## [YOUR ASSIGNMENT]
Print each entry in full, word for word, with no pictures in the result.

####################

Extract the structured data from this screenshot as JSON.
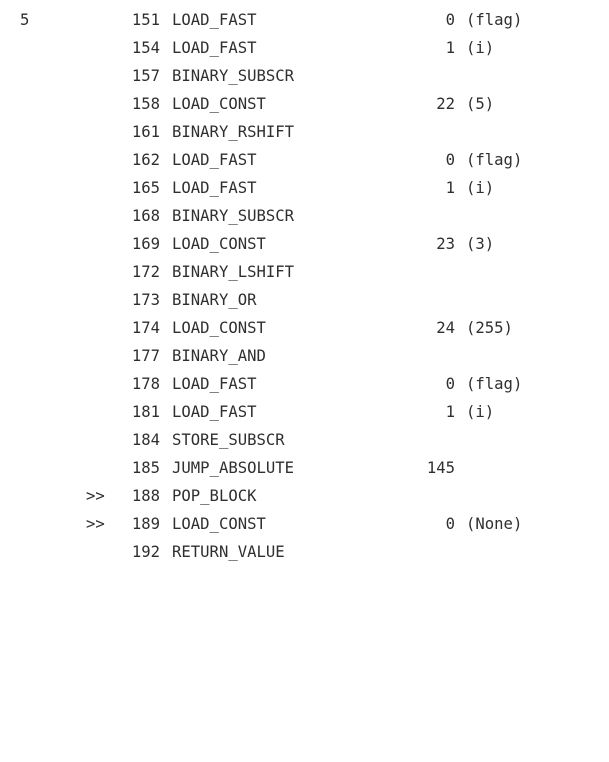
{
  "disassembly": {
    "rows": [
      {
        "line": "5",
        "marker": "",
        "offset": "151",
        "opname": "LOAD_FAST",
        "arg": "0",
        "argrepr": "(flag)"
      },
      {
        "line": "",
        "marker": "",
        "offset": "154",
        "opname": "LOAD_FAST",
        "arg": "1",
        "argrepr": "(i)"
      },
      {
        "line": "",
        "marker": "",
        "offset": "157",
        "opname": "BINARY_SUBSCR",
        "arg": "",
        "argrepr": ""
      },
      {
        "line": "",
        "marker": "",
        "offset": "158",
        "opname": "LOAD_CONST",
        "arg": "22",
        "argrepr": "(5)"
      },
      {
        "line": "",
        "marker": "",
        "offset": "161",
        "opname": "BINARY_RSHIFT",
        "arg": "",
        "argrepr": ""
      },
      {
        "line": "",
        "marker": "",
        "offset": "162",
        "opname": "LOAD_FAST",
        "arg": "0",
        "argrepr": "(flag)"
      },
      {
        "line": "",
        "marker": "",
        "offset": "165",
        "opname": "LOAD_FAST",
        "arg": "1",
        "argrepr": "(i)"
      },
      {
        "line": "",
        "marker": "",
        "offset": "168",
        "opname": "BINARY_SUBSCR",
        "arg": "",
        "argrepr": ""
      },
      {
        "line": "",
        "marker": "",
        "offset": "169",
        "opname": "LOAD_CONST",
        "arg": "23",
        "argrepr": "(3)"
      },
      {
        "line": "",
        "marker": "",
        "offset": "172",
        "opname": "BINARY_LSHIFT",
        "arg": "",
        "argrepr": ""
      },
      {
        "line": "",
        "marker": "",
        "offset": "173",
        "opname": "BINARY_OR",
        "arg": "",
        "argrepr": ""
      },
      {
        "line": "",
        "marker": "",
        "offset": "174",
        "opname": "LOAD_CONST",
        "arg": "24",
        "argrepr": "(255)"
      },
      {
        "line": "",
        "marker": "",
        "offset": "177",
        "opname": "BINARY_AND",
        "arg": "",
        "argrepr": ""
      },
      {
        "line": "",
        "marker": "",
        "offset": "178",
        "opname": "LOAD_FAST",
        "arg": "0",
        "argrepr": "(flag)"
      },
      {
        "line": "",
        "marker": "",
        "offset": "181",
        "opname": "LOAD_FAST",
        "arg": "1",
        "argrepr": "(i)"
      },
      {
        "line": "",
        "marker": "",
        "offset": "184",
        "opname": "STORE_SUBSCR",
        "arg": "",
        "argrepr": ""
      },
      {
        "line": "",
        "marker": "",
        "offset": "185",
        "opname": "JUMP_ABSOLUTE",
        "arg": "145",
        "argrepr": ""
      },
      {
        "line": "",
        "marker": ">>",
        "offset": "188",
        "opname": "POP_BLOCK",
        "arg": "",
        "argrepr": ""
      },
      {
        "line": "",
        "marker": ">>",
        "offset": "189",
        "opname": "LOAD_CONST",
        "arg": "0",
        "argrepr": "(None)"
      },
      {
        "line": "",
        "marker": "",
        "offset": "192",
        "opname": "RETURN_VALUE",
        "arg": "",
        "argrepr": ""
      }
    ]
  }
}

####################

## [WORKED SOLUTION]
Extract the structured data from this screenshot as JSON.
{
  "disassembly": {
    "rows": [
      {
        "line": "5",
        "marker": "",
        "offset": "151",
        "opname": "LOAD_FAST",
        "arg": "0",
        "argrepr": "(flag)"
      },
      {
        "line": "",
        "marker": "",
        "offset": "154",
        "opname": "LOAD_FAST",
        "arg": "1",
        "argrepr": "(i)"
      },
      {
        "line": "",
        "marker": "",
        "offset": "157",
        "opname": "BINARY_SUBSCR",
        "arg": "",
        "argrepr": ""
      },
      {
        "line": "",
        "marker": "",
        "offset": "158",
        "opname": "LOAD_CONST",
        "arg": "22",
        "argrepr": "(5)"
      },
      {
        "line": "",
        "marker": "",
        "offset": "161",
        "opname": "BINARY_RSHIFT",
        "arg": "",
        "argrepr": ""
      },
      {
        "line": "",
        "marker": "",
        "offset": "162",
        "opname": "LOAD_FAST",
        "arg": "0",
        "argrepr": "(flag)"
      },
      {
        "line": "",
        "marker": "",
        "offset": "165",
        "opname": "LOAD_FAST",
        "arg": "1",
        "argrepr": "(i)"
      },
      {
        "line": "",
        "marker": "",
        "offset": "168",
        "opname": "BINARY_SUBSCR",
        "arg": "",
        "argrepr": ""
      },
      {
        "line": "",
        "marker": "",
        "offset": "169",
        "opname": "LOAD_CONST",
        "arg": "23",
        "argrepr": "(3)"
      },
      {
        "line": "",
        "marker": "",
        "offset": "172",
        "opname": "BINARY_LSHIFT",
        "arg": "",
        "argrepr": ""
      },
      {
        "line": "",
        "marker": "",
        "offset": "173",
        "opname": "BINARY_OR",
        "arg": "",
        "argrepr": ""
      },
      {
        "line": "",
        "marker": "",
        "offset": "174",
        "opname": "LOAD_CONST",
        "arg": "24",
        "argrepr": "(255)"
      },
      {
        "line": "",
        "marker": "",
        "offset": "177",
        "opname": "BINARY_AND",
        "arg": "",
        "argrepr": ""
      },
      {
        "line": "",
        "marker": "",
        "offset": "178",
        "opname": "LOAD_FAST",
        "arg": "0",
        "argrepr": "(flag)"
      },
      {
        "line": "",
        "marker": "",
        "offset": "181",
        "opname": "LOAD_FAST",
        "arg": "1",
        "argrepr": "(i)"
      },
      {
        "line": "",
        "marker": "",
        "offset": "184",
        "opname": "STORE_SUBSCR",
        "arg": "",
        "argrepr": ""
      },
      {
        "line": "",
        "marker": "",
        "offset": "185",
        "opname": "JUMP_ABSOLUTE",
        "arg": "145",
        "argrepr": ""
      },
      {
        "line": "",
        "marker": ">>",
        "offset": "188",
        "opname": "POP_BLOCK",
        "arg": "",
        "argrepr": ""
      },
      {
        "line": "",
        "marker": ">>",
        "offset": "189",
        "opname": "LOAD_CONST",
        "arg": "0",
        "argrepr": "(None)"
      },
      {
        "line": "",
        "marker": "",
        "offset": "192",
        "opname": "RETURN_VALUE",
        "arg": "",
        "argrepr": ""
      }
    ]
  }
}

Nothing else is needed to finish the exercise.